By Lawrence White
LONDON (Reuters) -Two British insurers on Friday struck deals to take on a combined 8.8 billion pounds ($11 billion) of company pension liabilities, including the largest such UK deal so far, as pension schemes strive to limit their risks in volatile markets.
Legal & General said it had agreed a so-called full buy-in to the Boots Pension Scheme worth 4.8 billion pounds, in what it said was the largest such deal in Britain by premium size.
Pension insurance specialist Rothesay, meanwhile, said it had concluded a 4 billion pound buy-in with a section of the pension scheme sponsored by Co-operative group, whose businesses include food, funerals, insurance and legal services.

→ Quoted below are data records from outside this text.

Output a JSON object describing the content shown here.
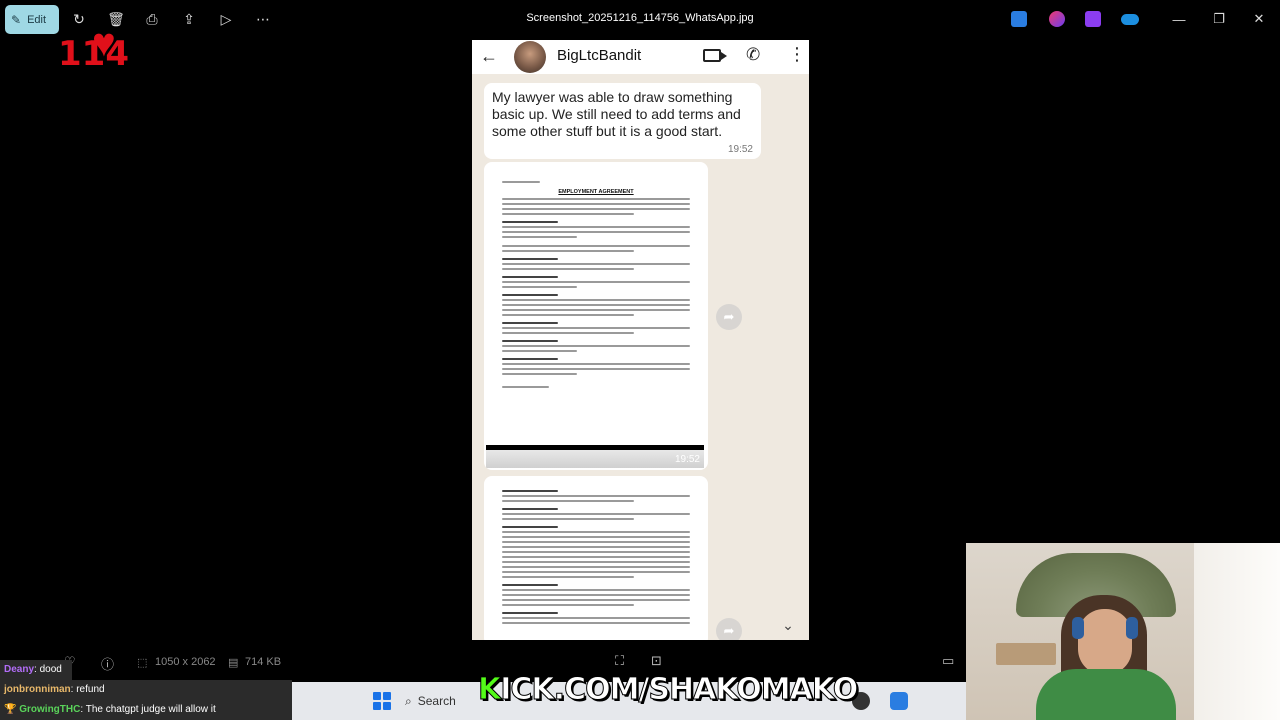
{
  "titlebar": {
    "edit_label": "Edit",
    "title": "Screenshot_20251216_114756_WhatsApp.jpg",
    "tools": [
      "rotate-icon",
      "delete-icon",
      "print-icon",
      "share-icon",
      "slideshow-icon",
      "more-icon"
    ],
    "window_controls": [
      "minimize-icon",
      "restore-icon",
      "close-icon"
    ]
  },
  "overlay": {
    "counter": "114"
  },
  "whatsapp": {
    "contact": "BigLtcBandit",
    "message": "My lawyer was able to draw something basic up. We still need to add terms and some other stuff but it is a good start.",
    "message_time": "19:52",
    "doc_time": "19:52",
    "doc_title": "EMPLOYMENT AGREEMENT"
  },
  "infobar": {
    "dimensions": "1050 x 2062",
    "size": "714 KB"
  },
  "chat": [
    {
      "user": "Deany",
      "text": ": dood",
      "color": "#b26df7"
    },
    {
      "user": "jonbronniman",
      "text": ": refund",
      "color": "#e8b86a"
    },
    {
      "user": "GrowingTHC",
      "text": ": The chatgpt judge will allow it",
      "color": "#5ad35a"
    }
  ],
  "taskbar": {
    "search_label": "Search"
  },
  "stream_overlay": {
    "kick_prefix": "K",
    "kick_rest": "ICK.COM/SHAKOMAKO"
  }
}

Also known as bulk annuity deals – where trustees of pension schemes pay a premium for the insurers to assume some of the liabilities – the agreements form part of what is set to be a record year for such transactions.
The market has been running at around 30 billion pounds a year in Britain, but consultants expect 2023 to top that.
Regulators have expressed concerns about the trend, with the Bank of England’s Prudential Regulation Authority warning last week that life insurance companies involved in such business should limit exposure to reinsurers due to risk that those businesses – sometimes based overseas – run into trouble.
Insurers often sell on some liabilities to reinsurers.
Rising funding ratios for pension schemes are driving unprecedented demand, Legal & General (L&G) said, as funds scramble to protect schemes against the vagaries of market movements amid rising interest rates worldwide.
L&G has written a total of 13.4 billion pounds worth of pension risk transfer deals this year globally, up from 9.5 billion pounds last year. Its solvency ratio of an estimated 224% puts it in a strong position to pursue more such business, the company said.
Health and beauty products provider Boots, with over 2,000 stores and 52,000 staff, is one of Britain’s oldest and best known high street brands.
($1 = 0.8025 pounds)
(Reporting by Eva Mathews in Bengaluru and Lawrence White in London; Editing by Sharon Singleton and Mark Potter)